7. Link SMS To Your Other Platforms

SMS messages are a hidden gem in the world of customer experience. They’re a great way to keep customers engaged, especially if you provide a service. If you have made a customer journey map, think about all the possible points a customer might be inconvenienced or forget something. Maybe they’ve booked a haircut through your software or need to renew a subscription. Rather than relying on them logging into your app, or checking their email, send a text. This is an immediate reminder and one that’s quick to engage with. You may even find customers prefer to respond via text too!

8. Keep Training Your Staff

As websites update, smartphones change, and social media platforms expand, there’s a lot to stay on top of. Invest in ongoing professional development for your staff members. If your customer service team understands current expectations, they’ll find it easier to fulfill them – and stay ahead of your competitors. This also has the advantage of increasing staff retention alongside customer retention. Ongoing training is a huge selling point for many job seekers.

With an omnichannel strategy, you also want to ensure that your staff are familiar with the scope of your customer service channels – even if it’s not their specific area. Making sure your call center staff understand Twitter, Facebook, and other channels, as well as your contact center software, will allow them to be more helpful to your customers.

9. Don’t Forget The Classics

Remember: omnichannel is about covering many channels in a unified way. Tempting as it is to focus on the newer developments – apps and social media – you shouldn’t forget about the classics. While younger generations do seem to have a preference for online communication, email is pretty universal.

It’s important to invest your energy in upcoming technology without sacrificing your commitment to good customer service in older ones.

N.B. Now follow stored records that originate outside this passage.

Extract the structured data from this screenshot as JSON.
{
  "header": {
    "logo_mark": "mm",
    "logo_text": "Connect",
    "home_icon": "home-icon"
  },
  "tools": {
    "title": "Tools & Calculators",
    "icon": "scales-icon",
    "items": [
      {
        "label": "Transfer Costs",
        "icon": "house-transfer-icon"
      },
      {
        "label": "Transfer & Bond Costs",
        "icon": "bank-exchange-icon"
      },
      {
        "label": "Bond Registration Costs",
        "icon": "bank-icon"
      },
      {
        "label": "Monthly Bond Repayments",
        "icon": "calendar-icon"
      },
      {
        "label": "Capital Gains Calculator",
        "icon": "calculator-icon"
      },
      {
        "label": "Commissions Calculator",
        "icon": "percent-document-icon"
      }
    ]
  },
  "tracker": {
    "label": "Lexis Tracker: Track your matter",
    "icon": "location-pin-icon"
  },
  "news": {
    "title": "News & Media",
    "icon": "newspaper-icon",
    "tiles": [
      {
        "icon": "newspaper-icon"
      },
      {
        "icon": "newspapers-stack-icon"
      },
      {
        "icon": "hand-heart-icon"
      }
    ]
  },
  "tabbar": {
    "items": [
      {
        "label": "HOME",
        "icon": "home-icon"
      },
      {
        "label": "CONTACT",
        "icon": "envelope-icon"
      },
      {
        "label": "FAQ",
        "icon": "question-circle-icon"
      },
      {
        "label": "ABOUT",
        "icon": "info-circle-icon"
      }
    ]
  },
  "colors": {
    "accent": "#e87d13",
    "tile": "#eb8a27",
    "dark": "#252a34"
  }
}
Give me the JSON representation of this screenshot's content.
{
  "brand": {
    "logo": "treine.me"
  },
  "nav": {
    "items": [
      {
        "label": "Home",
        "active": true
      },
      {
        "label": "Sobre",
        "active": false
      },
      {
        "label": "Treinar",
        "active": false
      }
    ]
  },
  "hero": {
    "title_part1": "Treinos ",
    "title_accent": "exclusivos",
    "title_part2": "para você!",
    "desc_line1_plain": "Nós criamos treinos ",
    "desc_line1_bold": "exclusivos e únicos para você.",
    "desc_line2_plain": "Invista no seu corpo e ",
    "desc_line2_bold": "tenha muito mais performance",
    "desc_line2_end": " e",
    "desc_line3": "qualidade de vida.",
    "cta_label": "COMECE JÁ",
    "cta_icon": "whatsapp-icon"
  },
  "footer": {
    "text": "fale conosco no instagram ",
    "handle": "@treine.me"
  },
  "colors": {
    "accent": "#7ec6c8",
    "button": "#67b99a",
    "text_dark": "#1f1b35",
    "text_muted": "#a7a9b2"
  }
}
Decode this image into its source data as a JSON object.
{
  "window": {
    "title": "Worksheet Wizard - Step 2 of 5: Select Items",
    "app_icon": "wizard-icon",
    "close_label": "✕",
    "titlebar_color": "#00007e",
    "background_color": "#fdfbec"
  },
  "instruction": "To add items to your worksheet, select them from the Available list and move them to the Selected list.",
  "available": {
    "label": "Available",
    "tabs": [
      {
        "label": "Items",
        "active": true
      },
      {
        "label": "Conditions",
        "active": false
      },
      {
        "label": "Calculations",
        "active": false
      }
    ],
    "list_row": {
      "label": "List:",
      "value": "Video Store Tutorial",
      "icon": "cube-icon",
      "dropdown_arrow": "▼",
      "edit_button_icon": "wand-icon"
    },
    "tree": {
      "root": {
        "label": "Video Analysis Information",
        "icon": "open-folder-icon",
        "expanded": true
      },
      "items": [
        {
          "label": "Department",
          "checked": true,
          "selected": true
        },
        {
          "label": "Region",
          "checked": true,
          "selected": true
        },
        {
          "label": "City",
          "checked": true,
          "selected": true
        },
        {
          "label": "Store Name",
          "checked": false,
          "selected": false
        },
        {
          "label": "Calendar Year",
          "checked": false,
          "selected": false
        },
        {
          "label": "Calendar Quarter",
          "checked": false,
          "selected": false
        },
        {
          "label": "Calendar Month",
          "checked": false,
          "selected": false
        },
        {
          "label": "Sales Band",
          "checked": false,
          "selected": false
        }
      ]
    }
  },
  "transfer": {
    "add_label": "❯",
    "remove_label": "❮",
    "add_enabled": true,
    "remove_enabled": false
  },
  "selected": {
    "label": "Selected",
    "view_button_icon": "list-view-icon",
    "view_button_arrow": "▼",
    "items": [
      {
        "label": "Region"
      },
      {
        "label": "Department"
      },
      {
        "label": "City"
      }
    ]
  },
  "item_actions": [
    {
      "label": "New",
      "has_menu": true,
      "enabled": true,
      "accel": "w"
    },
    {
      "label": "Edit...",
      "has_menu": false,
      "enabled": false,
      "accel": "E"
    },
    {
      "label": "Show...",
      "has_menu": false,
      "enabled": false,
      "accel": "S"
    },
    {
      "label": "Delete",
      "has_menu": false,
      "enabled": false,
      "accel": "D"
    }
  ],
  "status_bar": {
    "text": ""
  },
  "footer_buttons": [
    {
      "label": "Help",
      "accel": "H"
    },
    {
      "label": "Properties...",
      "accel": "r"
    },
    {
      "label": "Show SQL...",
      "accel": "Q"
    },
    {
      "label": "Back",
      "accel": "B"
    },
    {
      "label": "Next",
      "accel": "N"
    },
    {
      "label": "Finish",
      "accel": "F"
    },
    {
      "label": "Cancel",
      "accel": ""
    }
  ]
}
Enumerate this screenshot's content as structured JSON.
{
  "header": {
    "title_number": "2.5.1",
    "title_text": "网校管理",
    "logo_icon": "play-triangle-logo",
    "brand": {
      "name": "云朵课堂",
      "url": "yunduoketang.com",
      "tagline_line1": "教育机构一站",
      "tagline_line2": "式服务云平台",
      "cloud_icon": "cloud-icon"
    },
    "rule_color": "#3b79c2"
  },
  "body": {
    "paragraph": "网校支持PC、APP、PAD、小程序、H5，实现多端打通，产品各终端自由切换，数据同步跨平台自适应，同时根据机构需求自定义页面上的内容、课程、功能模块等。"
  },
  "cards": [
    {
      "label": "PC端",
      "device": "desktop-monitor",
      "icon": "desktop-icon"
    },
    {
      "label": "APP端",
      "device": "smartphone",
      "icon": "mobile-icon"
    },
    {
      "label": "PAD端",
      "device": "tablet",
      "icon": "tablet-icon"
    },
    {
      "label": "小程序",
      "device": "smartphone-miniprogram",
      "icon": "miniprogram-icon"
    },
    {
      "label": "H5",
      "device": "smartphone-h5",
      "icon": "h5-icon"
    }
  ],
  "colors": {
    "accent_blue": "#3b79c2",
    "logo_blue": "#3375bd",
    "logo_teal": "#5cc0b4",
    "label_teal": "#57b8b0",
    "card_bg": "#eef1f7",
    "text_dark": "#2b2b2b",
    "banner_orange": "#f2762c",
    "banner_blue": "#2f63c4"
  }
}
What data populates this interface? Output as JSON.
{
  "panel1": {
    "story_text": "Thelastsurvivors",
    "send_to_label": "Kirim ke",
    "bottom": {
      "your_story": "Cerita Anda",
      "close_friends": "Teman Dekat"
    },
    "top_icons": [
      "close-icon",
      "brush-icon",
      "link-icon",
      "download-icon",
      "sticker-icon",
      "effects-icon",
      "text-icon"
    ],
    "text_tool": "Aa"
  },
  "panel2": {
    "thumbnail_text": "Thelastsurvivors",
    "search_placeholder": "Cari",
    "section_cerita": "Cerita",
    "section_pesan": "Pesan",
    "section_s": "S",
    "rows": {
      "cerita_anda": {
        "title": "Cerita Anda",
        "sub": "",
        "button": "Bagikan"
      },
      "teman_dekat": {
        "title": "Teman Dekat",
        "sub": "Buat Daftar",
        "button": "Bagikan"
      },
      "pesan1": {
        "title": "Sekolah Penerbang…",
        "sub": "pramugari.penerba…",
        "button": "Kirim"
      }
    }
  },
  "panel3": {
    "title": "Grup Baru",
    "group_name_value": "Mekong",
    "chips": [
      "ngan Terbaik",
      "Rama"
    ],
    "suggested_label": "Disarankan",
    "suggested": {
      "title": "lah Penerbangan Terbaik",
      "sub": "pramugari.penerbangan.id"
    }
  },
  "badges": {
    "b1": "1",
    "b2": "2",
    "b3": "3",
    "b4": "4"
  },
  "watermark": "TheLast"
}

10. Test, Test, Test

Before you implement these steps, test certain metrics. After you’ve implemented everything you’ve learned, test them all again. Just as physical shops have secret shoppers, so too should you! Make sure that everything is working as intended by checking the following:

  • Average response time by platform
  • Shared knowledge between channels
  • Ease to navigate
  • Satisfaction regarding the response

If you don’t see improvement, it’s time to go back to the drawing board and figure out what’s wrong. Even if you do see improvements, it’s important to regularly check in by testing to ensure you’re staying up to date. It’s far better to find a problem yourself than lose a customer.

About the Author:

Sam O’Brien is the Senior Website Optimisation & User Experience Manager for EMEA at RingCentral, a global UCaaS systems provider. Sam has a passion for innovation and loves exploring ways to collaborate more with dispersed teams.

Contact Center Operations Customer Experience APAC EMEA North America